Photon cloud manipulator
Simple tool to simulate various cloud connection issues
What it does
This is a node.js server that normally forwards cloud connections and data to the real cloud. But it also has the ability to disconnect cloud connections, stop data from flowing, reject making new connections, and simulate a high-latency connection like satellite.
It's an interactive command prompt application, so you start it up and type commands to change the behavior in real time.
Set up your device
The first thing you need to do is change your device to point at the server.
- Note the IP address of the computer you're running the node.js server on.
- Put the Photon in DFU mode (blinking yellow)
- Run the command:
particle keys server rsa.pub.der 192.168.2.4
The rsa.pub.der file is the public server key of the real Particle cloud server.
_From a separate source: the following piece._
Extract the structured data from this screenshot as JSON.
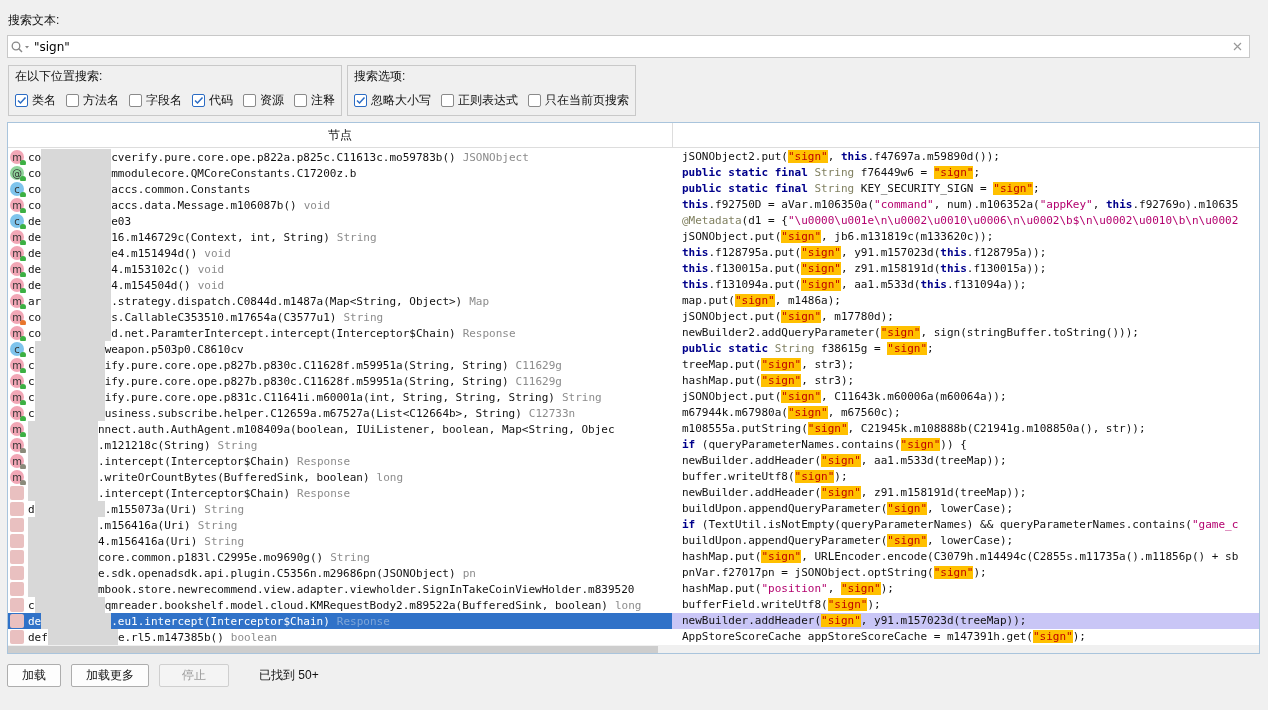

It's included in the photon-cloud-manipulator directory so you don't need to download it separately.
Replace 192.168.2.4 with the IP address of your server.
- Install nodejs if you haven't already done so. I recommend the LTS version.
- Download this repository.
- Install the dependencies
cd photon-cloud-manipulator npm install
- Run the program:
It should output something like this when you start it and a Photon makes a connection:
$ npm start > email@example.com start /Users/rickk/Documents/src/photon-cloud-manipulator > node photon-cloud-manipulator.js $ connection from ::ffff:192.168.2.42 conencted to cloud < 40 > 256 < 384 > 18 > 18 < 18 > 50 > 136 < 18 < 18 < 18 < 18 > 82 < 18 > 466
The numbers are the number of bytes transmitted.
< is cloud to device
> is device to cloud
Enter commands at the $ prompt. Note that completion is provided, so you can just type "di" then tab and it will fill in disconnect for you.
The data command turns on and off data in both directions (upload and download). Omitting on or off toggles the current state.
Disconnects the current Photons. They will likely reconnect immediately, see also reject.
Exit the program. You can also use quit or Ctrl-C (twice).
Set latency in milliseconds, typically used to simulate networks with high latency, like satellite Internet.
Setting ms to 0 turns off high latency mode, the default mode. Setting it higher than about 750 milliseconds will likely make connections impossible, due to the way the CoAP timeouts are set.
Turns on or off data rejecting new connections. Omitting on or off toggles the current state.
The connections aren't really rejected in the TCP sense of port not bound; the connection is allowed, then immediately closed. But the end result is similar.
Restore your device
To put the Photon back to normal cloud mode run the command with no additional options.
particle keys server